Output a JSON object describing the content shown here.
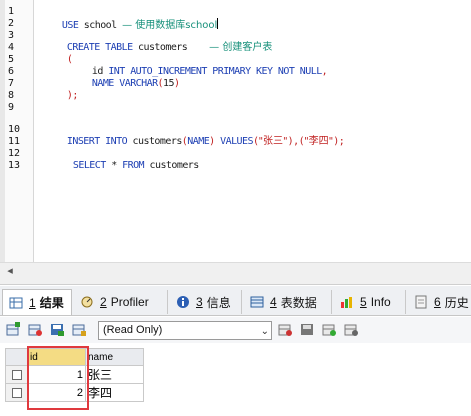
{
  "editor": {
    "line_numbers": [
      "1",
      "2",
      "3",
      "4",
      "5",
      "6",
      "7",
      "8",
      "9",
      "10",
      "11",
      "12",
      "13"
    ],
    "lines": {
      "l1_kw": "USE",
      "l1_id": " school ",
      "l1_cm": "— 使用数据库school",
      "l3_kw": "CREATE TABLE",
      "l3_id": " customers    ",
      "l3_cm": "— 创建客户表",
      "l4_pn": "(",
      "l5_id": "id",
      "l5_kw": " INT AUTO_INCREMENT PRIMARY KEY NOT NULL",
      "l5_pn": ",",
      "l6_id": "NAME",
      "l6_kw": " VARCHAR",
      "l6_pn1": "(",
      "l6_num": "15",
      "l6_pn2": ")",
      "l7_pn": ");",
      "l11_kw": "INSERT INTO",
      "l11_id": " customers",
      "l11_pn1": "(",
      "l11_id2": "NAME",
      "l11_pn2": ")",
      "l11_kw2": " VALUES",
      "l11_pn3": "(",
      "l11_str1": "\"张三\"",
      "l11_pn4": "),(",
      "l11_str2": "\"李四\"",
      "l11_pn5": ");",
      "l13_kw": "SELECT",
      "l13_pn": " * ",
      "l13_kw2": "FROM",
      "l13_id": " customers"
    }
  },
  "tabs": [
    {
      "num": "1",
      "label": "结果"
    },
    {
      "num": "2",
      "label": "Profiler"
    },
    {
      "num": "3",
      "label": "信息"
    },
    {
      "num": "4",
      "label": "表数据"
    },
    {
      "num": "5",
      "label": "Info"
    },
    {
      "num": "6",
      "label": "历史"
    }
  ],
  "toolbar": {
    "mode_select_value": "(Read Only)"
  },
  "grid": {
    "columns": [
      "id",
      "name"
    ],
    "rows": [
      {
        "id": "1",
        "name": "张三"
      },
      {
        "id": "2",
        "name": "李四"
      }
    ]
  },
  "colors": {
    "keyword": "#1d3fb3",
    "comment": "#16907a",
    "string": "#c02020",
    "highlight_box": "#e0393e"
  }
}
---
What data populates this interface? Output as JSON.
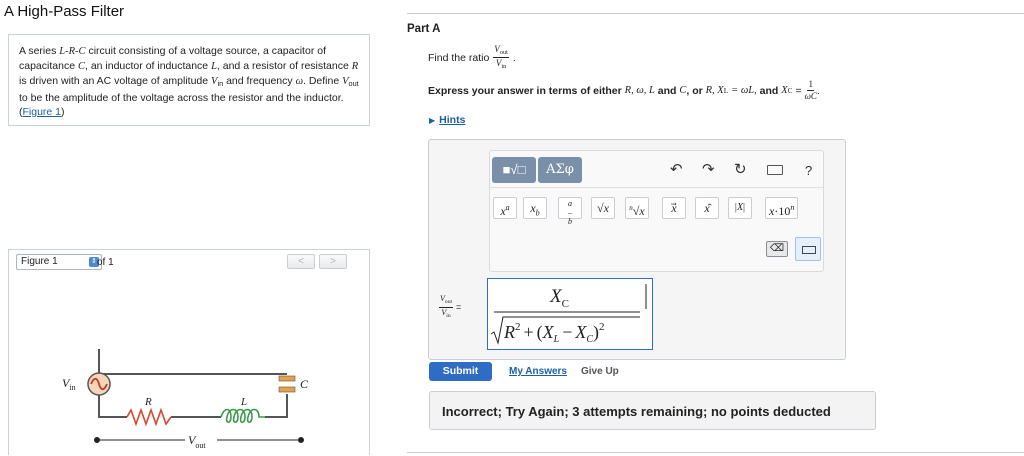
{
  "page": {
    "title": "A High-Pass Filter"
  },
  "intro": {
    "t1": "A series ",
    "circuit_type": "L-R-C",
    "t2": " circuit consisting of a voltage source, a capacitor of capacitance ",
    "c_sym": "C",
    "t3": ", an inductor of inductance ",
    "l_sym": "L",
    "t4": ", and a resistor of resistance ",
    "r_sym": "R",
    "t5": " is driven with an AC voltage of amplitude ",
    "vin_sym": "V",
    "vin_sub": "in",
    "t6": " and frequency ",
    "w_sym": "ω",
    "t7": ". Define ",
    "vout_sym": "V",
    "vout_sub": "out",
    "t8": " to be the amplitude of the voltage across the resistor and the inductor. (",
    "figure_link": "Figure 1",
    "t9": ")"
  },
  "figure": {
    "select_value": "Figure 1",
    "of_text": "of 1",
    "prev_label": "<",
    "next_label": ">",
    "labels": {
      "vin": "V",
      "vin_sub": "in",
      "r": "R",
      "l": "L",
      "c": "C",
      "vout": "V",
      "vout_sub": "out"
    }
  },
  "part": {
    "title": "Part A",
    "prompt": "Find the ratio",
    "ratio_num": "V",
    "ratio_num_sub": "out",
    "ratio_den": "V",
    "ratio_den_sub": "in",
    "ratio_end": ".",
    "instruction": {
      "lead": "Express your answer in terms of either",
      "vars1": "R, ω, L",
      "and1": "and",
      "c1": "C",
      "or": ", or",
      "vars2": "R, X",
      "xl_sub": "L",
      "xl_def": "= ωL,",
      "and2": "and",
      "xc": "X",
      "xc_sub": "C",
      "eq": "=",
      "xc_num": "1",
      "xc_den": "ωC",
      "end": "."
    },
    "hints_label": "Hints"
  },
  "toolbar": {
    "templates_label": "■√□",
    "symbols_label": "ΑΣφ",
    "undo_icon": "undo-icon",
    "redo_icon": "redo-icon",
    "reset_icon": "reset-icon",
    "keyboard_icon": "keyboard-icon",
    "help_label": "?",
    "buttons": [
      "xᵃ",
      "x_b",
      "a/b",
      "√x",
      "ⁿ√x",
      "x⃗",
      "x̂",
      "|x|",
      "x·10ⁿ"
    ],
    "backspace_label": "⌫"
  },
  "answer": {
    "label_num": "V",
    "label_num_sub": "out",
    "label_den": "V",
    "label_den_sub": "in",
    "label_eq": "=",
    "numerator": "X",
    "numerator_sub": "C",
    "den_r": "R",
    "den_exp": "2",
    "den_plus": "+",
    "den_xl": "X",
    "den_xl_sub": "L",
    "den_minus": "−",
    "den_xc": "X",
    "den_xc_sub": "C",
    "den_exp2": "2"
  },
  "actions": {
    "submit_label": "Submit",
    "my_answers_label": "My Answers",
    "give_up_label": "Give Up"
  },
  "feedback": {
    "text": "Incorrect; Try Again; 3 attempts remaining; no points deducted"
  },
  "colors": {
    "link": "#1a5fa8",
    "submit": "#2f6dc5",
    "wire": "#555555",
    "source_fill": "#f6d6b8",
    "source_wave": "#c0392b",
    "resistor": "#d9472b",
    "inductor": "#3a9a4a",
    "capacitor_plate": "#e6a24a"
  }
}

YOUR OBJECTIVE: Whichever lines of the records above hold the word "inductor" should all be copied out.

ANSWER TO THIS PROBLEM:
    "t3": ", an inductor of inductance ",
    "t8": " to be the amplitude of the voltage across the resistor and the inductor. (",
    "inductor": "#3a9a4a",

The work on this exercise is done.